Maura B. Mast, Ph.D, of the University of Massachusetts Boston, began her journey as the new dean of Fordham College at Rose Hill this past August.
Mast grew up in South Bend, Indiana. She completed her undergraduate work at Notre Dame University and majored in mathematics and anthropology. She attended graduate school at the University of North Carolina, Chapel Hill.
Afterward, she became a faculty member at the University of Iowa, participated in the National Foundation’s Science Fellowship at Northeastern University in Boston then taught at Wellesley College. Mast returned to Iowa where she was offered a tenure position, but instead she moved back to Boston to work at the University of Massachusetts Boston. There, Mast served as special assistant to the provost since 2013 and associate vice provost for undergraduate studies since 2009.
Mast is a noted mathematician and researcher with a focus of study in differential geometry.
The Fordham Ram sat down with Mast to discuss her new life in New York.
You have a very impressive background in mathematics. What inspired you to pursue mathematics?
“It was two things. The first was when I took calculus. I actually didn’t like mathematics that much until I took calculus in high school. Everyone thought I would be really good at math too because my dad was actually a math professor at Notre Dame. But I actually found math really hard. But when I took calculus in high school as a senior, I realized how amazing math could be. It was so different from any math I had done before and I really loved it. When I got to Notre Dame, they told me I could take this really interesting calculus course, theoretical calculous, but I had to be a math major. As a result, I registered with intent to declare a major in math to take the class. The class was so challenging, but so beautiful. After taking the class, I realized that math was my passion.”
Why did you decide to apply to Fordham?
“I really wanted to come back to Catholic higher education. Catholic education was not just my experience in college, but also growing up. Mission based education was a really important thing for my family. As I looked at what I was doing previously, I was proud but I knew something was missing. I believe it was the faith-based approach to education — being able to talk about faith and doubt in a university and how that connects to the intellectual work you’re doing. As a mathematician, I met every summer with a group of Catholic mathematicians called the Clavius Group. This group was started by the Jesuits of 50 years ago. It’s a group of Jesuits and lay people who come together for three weeks every summer and live in a dorm at a Jesuit university. While living together, they do mathematics during the day and go to mass together, share faith perspectives, eat dinner with one another and participate in other community building activities. That community approach and bringing together intellectual and spiritual themes is so awesome to me. I believe that Fordham is a great place to do this as well.”

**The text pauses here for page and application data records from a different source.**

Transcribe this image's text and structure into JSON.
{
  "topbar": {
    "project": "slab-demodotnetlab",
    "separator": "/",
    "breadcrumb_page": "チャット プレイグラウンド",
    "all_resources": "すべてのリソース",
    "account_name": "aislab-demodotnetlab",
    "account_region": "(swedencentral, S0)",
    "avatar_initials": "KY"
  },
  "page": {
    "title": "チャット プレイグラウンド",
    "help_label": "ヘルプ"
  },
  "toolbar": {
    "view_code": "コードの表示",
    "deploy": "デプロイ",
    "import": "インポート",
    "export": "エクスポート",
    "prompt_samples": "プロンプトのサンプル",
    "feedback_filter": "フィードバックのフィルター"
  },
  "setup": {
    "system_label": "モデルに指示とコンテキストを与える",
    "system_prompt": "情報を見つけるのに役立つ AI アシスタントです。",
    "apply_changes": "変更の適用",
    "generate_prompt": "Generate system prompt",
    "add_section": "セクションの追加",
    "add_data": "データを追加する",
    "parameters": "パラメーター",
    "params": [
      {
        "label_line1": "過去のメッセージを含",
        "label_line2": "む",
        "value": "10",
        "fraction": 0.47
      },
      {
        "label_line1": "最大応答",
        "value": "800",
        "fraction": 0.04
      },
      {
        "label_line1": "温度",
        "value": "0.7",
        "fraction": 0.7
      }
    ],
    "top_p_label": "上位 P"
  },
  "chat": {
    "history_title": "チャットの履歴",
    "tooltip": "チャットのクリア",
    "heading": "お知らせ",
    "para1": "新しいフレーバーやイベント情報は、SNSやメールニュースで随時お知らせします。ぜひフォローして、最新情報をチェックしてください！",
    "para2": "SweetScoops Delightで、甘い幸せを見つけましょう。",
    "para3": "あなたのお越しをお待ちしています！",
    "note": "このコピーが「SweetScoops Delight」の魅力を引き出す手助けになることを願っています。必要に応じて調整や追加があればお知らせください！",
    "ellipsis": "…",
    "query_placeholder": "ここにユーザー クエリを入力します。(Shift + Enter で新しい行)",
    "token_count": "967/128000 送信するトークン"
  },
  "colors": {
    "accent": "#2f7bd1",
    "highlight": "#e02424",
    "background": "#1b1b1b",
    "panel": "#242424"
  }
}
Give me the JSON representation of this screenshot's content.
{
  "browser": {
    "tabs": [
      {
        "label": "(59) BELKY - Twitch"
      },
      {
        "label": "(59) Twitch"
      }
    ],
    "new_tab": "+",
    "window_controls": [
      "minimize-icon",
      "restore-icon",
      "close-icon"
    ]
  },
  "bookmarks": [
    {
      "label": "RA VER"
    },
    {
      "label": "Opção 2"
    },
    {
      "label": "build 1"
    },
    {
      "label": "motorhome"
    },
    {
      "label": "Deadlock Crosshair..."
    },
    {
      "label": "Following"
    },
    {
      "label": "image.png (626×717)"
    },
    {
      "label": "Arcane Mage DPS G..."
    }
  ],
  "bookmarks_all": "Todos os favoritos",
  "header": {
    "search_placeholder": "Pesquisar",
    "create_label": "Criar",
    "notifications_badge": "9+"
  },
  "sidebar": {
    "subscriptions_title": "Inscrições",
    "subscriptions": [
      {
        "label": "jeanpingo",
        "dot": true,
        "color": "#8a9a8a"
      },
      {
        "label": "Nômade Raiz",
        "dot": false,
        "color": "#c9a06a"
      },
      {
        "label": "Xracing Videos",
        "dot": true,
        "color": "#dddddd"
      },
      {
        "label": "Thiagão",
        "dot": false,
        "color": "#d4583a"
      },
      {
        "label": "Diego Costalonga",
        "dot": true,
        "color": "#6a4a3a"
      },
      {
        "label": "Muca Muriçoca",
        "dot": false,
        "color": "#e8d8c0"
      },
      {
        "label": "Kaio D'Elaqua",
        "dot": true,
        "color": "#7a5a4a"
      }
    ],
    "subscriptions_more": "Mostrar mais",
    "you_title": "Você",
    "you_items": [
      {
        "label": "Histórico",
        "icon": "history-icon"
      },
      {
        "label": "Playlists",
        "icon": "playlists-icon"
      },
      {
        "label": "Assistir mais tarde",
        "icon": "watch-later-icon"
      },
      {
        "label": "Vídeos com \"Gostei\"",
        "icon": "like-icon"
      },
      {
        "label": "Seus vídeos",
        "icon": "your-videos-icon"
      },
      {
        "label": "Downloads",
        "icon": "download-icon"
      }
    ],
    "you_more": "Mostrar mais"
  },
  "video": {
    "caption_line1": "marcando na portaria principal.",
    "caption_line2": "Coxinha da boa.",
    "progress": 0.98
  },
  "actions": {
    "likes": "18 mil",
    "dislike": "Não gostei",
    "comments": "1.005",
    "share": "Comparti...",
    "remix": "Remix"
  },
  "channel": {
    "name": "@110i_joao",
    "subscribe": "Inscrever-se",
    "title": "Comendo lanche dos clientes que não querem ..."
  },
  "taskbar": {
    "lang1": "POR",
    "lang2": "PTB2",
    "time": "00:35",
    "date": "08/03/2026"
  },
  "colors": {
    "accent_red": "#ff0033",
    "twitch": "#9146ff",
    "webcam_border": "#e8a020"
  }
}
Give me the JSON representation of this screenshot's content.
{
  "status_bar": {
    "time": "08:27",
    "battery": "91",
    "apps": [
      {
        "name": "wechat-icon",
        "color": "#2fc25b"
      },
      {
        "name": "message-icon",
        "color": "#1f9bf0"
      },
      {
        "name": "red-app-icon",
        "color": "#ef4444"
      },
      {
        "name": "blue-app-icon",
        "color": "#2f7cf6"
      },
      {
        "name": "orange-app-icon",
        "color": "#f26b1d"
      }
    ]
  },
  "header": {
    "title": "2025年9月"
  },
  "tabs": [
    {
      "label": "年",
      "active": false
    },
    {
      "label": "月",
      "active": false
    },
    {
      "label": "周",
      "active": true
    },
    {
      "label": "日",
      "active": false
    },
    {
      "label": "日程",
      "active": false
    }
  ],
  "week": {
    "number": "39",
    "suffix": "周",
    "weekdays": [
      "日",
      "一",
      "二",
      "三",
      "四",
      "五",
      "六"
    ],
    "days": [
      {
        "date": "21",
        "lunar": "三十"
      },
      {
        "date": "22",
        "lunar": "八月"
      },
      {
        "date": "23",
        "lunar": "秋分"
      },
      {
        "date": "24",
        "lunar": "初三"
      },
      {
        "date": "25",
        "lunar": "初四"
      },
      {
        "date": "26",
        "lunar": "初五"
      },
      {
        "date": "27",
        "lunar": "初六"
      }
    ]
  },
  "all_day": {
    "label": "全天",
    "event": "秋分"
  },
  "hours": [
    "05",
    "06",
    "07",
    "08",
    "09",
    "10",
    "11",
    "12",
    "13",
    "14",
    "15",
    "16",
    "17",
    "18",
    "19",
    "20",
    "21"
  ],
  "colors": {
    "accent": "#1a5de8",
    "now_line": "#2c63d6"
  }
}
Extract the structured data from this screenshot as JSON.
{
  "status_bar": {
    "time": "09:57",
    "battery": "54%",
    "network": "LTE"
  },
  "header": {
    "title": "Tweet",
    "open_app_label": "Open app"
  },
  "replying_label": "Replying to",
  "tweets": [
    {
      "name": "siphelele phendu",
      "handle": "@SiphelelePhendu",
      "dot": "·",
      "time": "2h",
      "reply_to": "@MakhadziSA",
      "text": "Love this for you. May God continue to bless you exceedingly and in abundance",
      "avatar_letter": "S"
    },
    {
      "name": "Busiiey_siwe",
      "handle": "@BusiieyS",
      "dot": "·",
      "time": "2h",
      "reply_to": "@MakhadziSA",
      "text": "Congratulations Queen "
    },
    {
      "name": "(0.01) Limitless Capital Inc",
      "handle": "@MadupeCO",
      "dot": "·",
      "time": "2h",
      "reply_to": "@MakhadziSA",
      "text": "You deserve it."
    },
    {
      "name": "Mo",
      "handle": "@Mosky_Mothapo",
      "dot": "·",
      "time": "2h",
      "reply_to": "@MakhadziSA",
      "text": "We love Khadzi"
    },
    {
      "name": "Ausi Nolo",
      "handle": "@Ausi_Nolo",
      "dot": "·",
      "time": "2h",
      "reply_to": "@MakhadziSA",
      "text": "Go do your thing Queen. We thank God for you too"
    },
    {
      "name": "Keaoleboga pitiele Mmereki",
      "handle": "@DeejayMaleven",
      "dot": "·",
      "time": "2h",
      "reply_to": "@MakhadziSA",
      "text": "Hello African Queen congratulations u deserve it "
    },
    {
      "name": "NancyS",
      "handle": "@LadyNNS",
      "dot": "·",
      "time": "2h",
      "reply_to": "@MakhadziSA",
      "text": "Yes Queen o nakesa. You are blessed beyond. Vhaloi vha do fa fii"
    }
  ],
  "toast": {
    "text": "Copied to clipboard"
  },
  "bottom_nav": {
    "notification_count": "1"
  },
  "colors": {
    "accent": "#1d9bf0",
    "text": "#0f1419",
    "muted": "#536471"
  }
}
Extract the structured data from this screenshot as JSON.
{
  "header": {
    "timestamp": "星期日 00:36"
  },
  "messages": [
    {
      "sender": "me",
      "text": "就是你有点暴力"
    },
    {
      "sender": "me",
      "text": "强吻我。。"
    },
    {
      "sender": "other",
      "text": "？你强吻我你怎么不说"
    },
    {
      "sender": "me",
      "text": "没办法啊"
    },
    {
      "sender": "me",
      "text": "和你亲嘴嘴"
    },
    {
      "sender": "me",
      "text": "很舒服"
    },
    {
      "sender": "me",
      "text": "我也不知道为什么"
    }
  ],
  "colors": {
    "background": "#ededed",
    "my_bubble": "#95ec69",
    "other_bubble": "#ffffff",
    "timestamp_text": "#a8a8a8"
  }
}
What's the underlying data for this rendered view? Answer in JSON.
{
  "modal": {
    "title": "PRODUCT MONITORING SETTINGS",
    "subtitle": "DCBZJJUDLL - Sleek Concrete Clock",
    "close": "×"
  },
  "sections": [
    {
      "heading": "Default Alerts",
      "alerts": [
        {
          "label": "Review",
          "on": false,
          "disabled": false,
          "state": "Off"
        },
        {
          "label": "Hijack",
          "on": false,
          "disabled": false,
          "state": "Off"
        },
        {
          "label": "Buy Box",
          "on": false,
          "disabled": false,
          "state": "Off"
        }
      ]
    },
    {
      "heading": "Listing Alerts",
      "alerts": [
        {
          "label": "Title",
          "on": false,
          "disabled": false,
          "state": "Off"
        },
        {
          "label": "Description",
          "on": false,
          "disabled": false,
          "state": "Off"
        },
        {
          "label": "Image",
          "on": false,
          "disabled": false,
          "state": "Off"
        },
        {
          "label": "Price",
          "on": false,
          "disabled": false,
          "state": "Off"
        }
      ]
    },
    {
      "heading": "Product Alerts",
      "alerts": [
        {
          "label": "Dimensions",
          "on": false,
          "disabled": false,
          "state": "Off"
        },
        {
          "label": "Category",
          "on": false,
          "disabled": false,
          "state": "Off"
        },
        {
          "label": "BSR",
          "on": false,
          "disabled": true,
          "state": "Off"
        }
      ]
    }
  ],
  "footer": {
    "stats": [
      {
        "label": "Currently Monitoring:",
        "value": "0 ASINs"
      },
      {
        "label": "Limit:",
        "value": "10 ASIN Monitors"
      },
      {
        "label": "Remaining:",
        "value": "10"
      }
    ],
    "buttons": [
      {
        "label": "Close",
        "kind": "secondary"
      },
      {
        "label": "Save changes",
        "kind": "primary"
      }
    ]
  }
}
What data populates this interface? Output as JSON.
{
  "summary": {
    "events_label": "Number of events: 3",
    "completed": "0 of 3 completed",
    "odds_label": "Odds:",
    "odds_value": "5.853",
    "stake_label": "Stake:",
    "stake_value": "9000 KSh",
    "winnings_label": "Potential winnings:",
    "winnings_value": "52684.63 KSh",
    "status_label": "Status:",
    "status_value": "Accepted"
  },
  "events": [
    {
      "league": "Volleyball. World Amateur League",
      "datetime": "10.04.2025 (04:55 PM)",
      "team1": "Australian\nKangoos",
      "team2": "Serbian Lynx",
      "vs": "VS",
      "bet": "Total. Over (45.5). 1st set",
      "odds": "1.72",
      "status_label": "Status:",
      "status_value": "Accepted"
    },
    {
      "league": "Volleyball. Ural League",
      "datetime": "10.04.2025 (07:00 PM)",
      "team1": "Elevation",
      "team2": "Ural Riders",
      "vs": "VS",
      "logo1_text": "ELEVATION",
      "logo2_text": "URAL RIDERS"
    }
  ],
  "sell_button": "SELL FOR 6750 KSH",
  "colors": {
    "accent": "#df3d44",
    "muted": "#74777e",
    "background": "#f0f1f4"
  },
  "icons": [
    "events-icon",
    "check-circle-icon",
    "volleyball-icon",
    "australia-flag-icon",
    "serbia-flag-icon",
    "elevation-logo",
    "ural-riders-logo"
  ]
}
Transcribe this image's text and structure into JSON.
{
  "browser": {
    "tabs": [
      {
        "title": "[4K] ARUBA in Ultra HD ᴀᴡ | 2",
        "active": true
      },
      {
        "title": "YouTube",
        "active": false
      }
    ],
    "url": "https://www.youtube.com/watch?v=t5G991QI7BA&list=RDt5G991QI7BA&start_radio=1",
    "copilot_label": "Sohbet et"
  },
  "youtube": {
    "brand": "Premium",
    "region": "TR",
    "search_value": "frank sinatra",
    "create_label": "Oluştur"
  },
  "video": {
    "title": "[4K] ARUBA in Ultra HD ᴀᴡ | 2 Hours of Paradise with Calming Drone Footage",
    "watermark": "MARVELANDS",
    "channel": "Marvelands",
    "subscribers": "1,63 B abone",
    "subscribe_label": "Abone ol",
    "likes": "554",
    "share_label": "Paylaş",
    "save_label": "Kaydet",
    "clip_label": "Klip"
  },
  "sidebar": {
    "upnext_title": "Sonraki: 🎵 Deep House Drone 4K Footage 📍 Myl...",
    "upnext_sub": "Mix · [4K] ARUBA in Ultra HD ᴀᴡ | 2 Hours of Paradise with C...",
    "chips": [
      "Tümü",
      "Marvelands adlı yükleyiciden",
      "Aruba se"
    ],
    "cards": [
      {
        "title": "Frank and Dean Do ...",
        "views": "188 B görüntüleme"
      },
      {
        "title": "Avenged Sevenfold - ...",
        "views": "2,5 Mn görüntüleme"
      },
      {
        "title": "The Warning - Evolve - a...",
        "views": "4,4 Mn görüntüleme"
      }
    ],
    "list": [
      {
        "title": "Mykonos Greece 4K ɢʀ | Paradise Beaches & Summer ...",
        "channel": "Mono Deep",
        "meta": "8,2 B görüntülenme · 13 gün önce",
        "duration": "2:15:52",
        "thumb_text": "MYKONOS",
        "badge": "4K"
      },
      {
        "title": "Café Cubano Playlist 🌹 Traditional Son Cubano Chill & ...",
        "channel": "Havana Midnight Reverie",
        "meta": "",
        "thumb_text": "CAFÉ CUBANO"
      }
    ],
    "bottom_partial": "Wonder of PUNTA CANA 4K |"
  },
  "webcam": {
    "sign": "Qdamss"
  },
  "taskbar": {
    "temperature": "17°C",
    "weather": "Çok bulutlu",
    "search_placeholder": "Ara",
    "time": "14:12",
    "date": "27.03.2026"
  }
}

What’s your general mission statement for the year?
“To make sure Fordham College of Rose Hill is the best college there is.”
You have an impressive background in mathematics – how do you hope to incorporate your background/passion for mathematics here at Fordham?
“As a mathematician, I feel very comfortable taking a data-based approach to my job. More generally, with my background, I am open to discussions with faculty across the college about the world of science in the college and how we can bring together different disciplines. I like to take a very interdisciplinary approach to the work I do – I was a math major but I was also an anthropology major as an undergrad. I think that openness I have I can convey that to the faculty and students.”
Do you hope to promote women in STEM?
“One of my passions is advocacy for women and girls in science and mathematics. I am a long time member of the association for women in mathematics. I am on the executive board and I’ve had national leadership in these areas. It’s crucial for the future of the country and for women.”
You are the first female dean at Rose Hill. How do you feel about this fact and how do you feel about the other female hires which occurred this past year?
“I’m so thrilled to be joining a great group of colleagues! That’s what’s really important to me. It’s funny to be the first woman dean. It wasn’t something I expected coming in, but as a woman of mathematics, I am used to being the first woman to do something. I’m very happy to be a role model.”
What’s your favorite color?
“Purple: because it’s a cool blend of two other beautiful colors, red and blue.”
What’s an interesting fact about your life/history?
“I have dual citizenship. My mother was from Ireland, so I got the citizenship automatically, and about 10 years ago I got my passport. I also have loads of cousins in Ireland, so it comes in handy when I travel to Europe!”
What message do you have for the Fordham students?
“I think that Fordham is an amazing place. I have been so happy and people have been so welcoming to me. I can only imagine what it must be like to be a student here — it must be great. This year, I am looking forward to getting to know the students, faculty and the college in general. I really welcome different types of conversation with all students. I am very excited to be their dean!”